→ **Instructions for the task**
Each entry needs to be duplicated exactly.

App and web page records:
BEGIN

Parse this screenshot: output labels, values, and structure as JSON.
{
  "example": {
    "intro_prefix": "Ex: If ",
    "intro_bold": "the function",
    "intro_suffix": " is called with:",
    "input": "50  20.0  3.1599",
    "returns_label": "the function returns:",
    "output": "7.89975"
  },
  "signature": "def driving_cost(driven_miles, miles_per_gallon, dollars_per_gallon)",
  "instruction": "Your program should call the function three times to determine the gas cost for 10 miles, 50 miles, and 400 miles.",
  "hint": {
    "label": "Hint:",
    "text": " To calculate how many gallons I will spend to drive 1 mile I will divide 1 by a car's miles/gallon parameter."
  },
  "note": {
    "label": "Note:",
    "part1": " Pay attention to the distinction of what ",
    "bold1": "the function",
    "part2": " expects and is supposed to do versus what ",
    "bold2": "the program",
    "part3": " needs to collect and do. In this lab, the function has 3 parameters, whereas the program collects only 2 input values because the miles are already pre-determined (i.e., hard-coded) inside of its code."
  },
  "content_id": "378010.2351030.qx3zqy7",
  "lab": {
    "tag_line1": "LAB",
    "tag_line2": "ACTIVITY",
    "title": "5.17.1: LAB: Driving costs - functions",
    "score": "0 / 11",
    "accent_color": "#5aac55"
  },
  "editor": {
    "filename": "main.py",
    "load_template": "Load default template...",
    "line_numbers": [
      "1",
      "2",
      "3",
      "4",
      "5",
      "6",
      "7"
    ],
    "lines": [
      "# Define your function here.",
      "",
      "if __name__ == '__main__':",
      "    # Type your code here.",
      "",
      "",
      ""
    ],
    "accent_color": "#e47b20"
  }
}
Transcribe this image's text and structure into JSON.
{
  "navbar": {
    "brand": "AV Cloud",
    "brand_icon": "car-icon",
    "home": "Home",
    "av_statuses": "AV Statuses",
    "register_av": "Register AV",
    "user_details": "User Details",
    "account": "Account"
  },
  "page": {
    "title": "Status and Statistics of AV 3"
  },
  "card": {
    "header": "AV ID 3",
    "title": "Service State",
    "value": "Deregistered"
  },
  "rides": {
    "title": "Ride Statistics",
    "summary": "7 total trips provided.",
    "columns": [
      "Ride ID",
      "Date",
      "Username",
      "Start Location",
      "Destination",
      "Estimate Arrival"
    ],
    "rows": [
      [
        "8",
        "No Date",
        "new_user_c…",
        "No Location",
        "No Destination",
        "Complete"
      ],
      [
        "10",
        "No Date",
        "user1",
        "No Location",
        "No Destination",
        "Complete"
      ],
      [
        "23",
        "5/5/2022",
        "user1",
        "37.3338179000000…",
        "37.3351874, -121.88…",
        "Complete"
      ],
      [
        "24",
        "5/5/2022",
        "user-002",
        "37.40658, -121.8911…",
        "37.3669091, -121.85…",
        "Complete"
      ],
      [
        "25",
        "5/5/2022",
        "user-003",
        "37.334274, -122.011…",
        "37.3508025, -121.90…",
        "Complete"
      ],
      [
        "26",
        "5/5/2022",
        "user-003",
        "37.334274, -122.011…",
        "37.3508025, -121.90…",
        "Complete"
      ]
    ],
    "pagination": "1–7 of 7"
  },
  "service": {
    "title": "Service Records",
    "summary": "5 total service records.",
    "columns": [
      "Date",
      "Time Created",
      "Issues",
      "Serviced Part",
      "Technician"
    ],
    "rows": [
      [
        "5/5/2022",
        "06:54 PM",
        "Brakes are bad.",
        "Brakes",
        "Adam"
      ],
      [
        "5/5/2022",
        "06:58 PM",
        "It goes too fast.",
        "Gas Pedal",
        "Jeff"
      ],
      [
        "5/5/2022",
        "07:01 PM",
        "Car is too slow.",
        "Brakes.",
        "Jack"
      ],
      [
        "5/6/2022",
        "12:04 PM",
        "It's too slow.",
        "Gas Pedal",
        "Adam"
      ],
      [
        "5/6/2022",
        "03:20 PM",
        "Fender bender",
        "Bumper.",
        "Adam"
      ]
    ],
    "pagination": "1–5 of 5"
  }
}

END

→ **Task output**
Parse this screenshot: output labels, values, and structure as JSON.
{
  "example": {
    "intro_prefix": "Ex: If ",
    "intro_bold": "the function",
    "intro_suffix": " is called with:",
    "input": "50  20.0  3.1599",
    "returns_label": "the function returns:",
    "output": "7.89975"
  },
  "signature": "def driving_cost(driven_miles, miles_per_gallon, dollars_per_gallon)",
  "instruction": "Your program should call the function three times to determine the gas cost for 10 miles, 50 miles, and 400 miles.",
  "hint": {
    "label": "Hint:",
    "text": " To calculate how many gallons I will spend to drive 1 mile I will divide 1 by a car's miles/gallon parameter."
  },
  "note": {
    "label": "Note:",
    "part1": " Pay attention to the distinction of what ",
    "bold1": "the function",
    "part2": " expects and is supposed to do versus what ",
    "bold2": "the program",
    "part3": " needs to collect and do. In this lab, the function has 3 parameters, whereas the program collects only 2 input values because the miles are already pre-determined (i.e., hard-coded) inside of its code."
  },
  "content_id": "378010.2351030.qx3zqy7",
  "lab": {
    "tag_line1": "LAB",
    "tag_line2": "ACTIVITY",
    "title": "5.17.1: LAB: Driving costs - functions",
    "score": "0 / 11",
    "accent_color": "#5aac55"
  },
  "editor": {
    "filename": "main.py",
    "load_template": "Load default template...",
    "line_numbers": [
      "1",
      "2",
      "3",
      "4",
      "5",
      "6",
      "7"
    ],
    "lines": [
      "# Define your function here.",
      "",
      "if __name__ == '__main__':",
      "    # Type your code here.",
      "",
      "",
      ""
    ],
    "accent_color": "#e47b20"
  }
}
Transcribe this image's text and structure into JSON.
{
  "navbar": {
    "brand": "AV Cloud",
    "brand_icon": "car-icon",
    "home": "Home",
    "av_statuses": "AV Statuses",
    "register_av": "Register AV",
    "user_details": "User Details",
    "account": "Account"
  },
  "page": {
    "title": "Status and Statistics of AV 3"
  },
  "card": {
    "header": "AV ID 3",
    "title": "Service State",
    "value": "Deregistered"
  },
  "rides": {
    "title": "Ride Statistics",
    "summary": "7 total trips provided.",
    "columns": [
      "Ride ID",
      "Date",
      "Username",
      "Start Location",
      "Destination",
      "Estimate Arrival"
    ],
    "rows": [
      [
        "8",
        "No Date",
        "new_user_c…",
        "No Location",
        "No Destination",
        "Complete"
      ],
      [
        "10",
        "No Date",
        "user1",
        "No Location",
        "No Destination",
        "Complete"
      ],
      [
        "23",
        "5/5/2022",
        "user1",
        "37.3338179000000…",
        "37.3351874, -121.88…",
        "Complete"
      ],
      [
        "24",
        "5/5/2022",
        "user-002",
        "37.40658, -121.8911…",
        "37.3669091, -121.85…",
        "Complete"
      ],
      [
        "25",
        "5/5/2022",
        "user-003",
        "37.334274, -122.011…",
        "37.3508025, -121.90…",
        "Complete"
      ],
      [
        "26",
        "5/5/2022",
        "user-003",
        "37.334274, -122.011…",
        "37.3508025, -121.90…",
        "Complete"
      ]
    ],
    "pagination": "1–7 of 7"
  },
  "service": {
    "title": "Service Records",
    "summary": "5 total service records.",
    "columns": [
      "Date",
      "Time Created",
      "Issues",
      "Serviced Part",
      "Technician"
    ],
    "rows": [
      [
        "5/5/2022",
        "06:54 PM",
        "Brakes are bad.",
        "Brakes",
        "Adam"
      ],
      [
        "5/5/2022",
        "06:58 PM",
        "It goes too fast.",
        "Gas Pedal",
        "Jeff"
      ],
      [
        "5/5/2022",
        "07:01 PM",
        "Car is too slow.",
        "Brakes.",
        "Jack"
      ],
      [
        "5/6/2022",
        "12:04 PM",
        "It's too slow.",
        "Gas Pedal",
        "Adam"
      ],
      [
        "5/6/2022",
        "03:20 PM",
        "Fender bender",
        "Bumper.",
        "Adam"
      ]
    ],
    "pagination": "1–5 of 5"
  }
}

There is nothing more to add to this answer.